Second, the draft plan pushes bus rapid transit (BRT) or similar solutions which are not only expensive but require dedicated lanes to work effectively. The only way BRT can function in Parker-Gray without further congesting Route 1 is if the City removes on-street parking on Patrick and Henry Streets. This, as the Growler previously observed, could result in the loss of as many as 200 parking spaces in our area. The perfect parking storm will be brewing then, as the City has recently sanctioned many parking reductions for developers as well as its its own projects like the renovation of Charles Houston Recreation Center.

Third, the Ad Hoc Task Force has yet to lay out convincing evidence that it can move commuters from cars to mass transit. Quite literally — and this was stated to the Growler at the Lyles-Crouch meeting — the group is simply hoping that traffic will become so unbearable that mass transit is the only alternative.

Interestingly, the Task Force itself is primarily of residents in protected affluent areas of town who (from an informal poll the Growler took at the Lyles-Crouch meeting) are mostly casual and infrequent users of Metrorail, Metrobus, or Dash. In fact, when questioned they cite the same reasons many in this neighborhood do for not using public transportation, including time pressure and the need to travel to disparate locations for appointments.

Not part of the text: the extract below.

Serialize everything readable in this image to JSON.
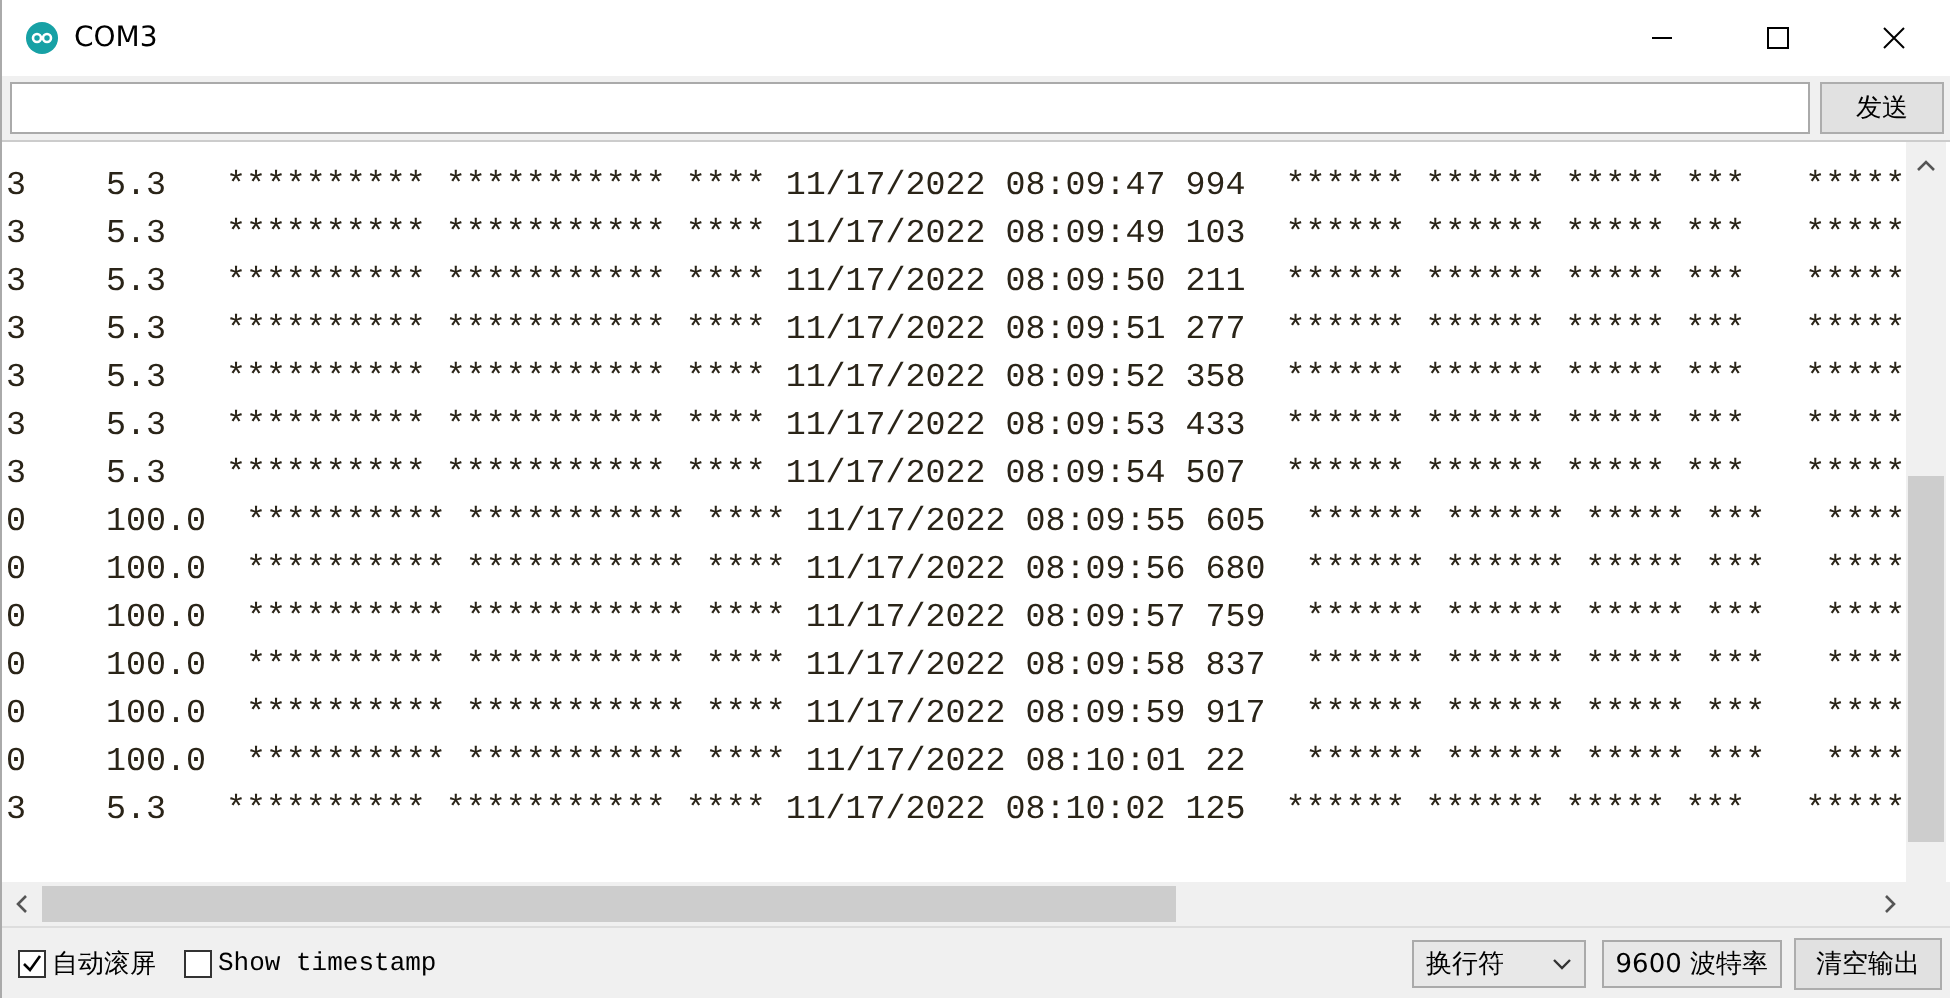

Nevertheless, this does not put any kind of brake on the group's confidence that they can somehow coerce the rest of us plebeians to switch from our cars to mass transit. The BRT proposal is a "build it and they will come" strategy, but even with some Federal funding is the City prepared to incur a huge bill for a venture built on such a shaky premise?

Finally, the Task Force continues to avoid the issue of Metro even as they have acknowledged the fact that commuters shun multi-modal systems that require them to transfer from one type of conveyance (such as Metrobus) to another (such as Metrorail).

(Funny, though: that's exactly how the Potomac Yard BRT to Braddock Road Metro station will function. )

There's a lack of logic here unless you understand politics. Why isn't Metro being seen as the solution to move workers to Ft. Belvoir, since an extension of the Metro from Springfield to Ft. Belvoir has been anticipated in the past by WMATA? It takes only 19 minutes on Metro rail to get from the Pentagon to Springfield; Metro provides a speed advantage no car could achieve on Route 1 and the system has unused capacity southbound at morning rush hour.

With the Springfield extension, Metro could provide seamless transport from the Pentagon to Ft. Belvoir without a change of mode. Even without the extension, Metro can move workers to the former GSA site in Springfield or to the Victory site on Eisenhower Avenue, both publicized as possible alternatives for Belvoir-bound defense jobs. And given a possible change in the White House in 2008, a number of observers have questioned whether all of those defense jobs will ever be forced out of Arlington and Alexandria at all.

And how many cities or municipalities have a BRT system running parallel and only a few blocks from a heavy rail system?

No, BRT is being pushed not just because of BRAC, but because discussions of Metro raise sensitive questions about the scaling down of proposed development for Potomac Yard. Without the extra density originally proposed in 1989, the developer was no longer willing to build two Metro stations at Potomac Yard and Four Mile Run. That in turn forced the development of a Crystal City/Potomac Yard BRT scheme as a transportation alternative. It's just one short step to conclude that BRT needs to run through out neighborhood too, even if the cachement area just won't pick up that many additional riders.

So at every turn the City is prepared to sacrifice our neighborhood, whether for revenue or to please a regional constituency that might come in handy for local politicians with statewide ambitions.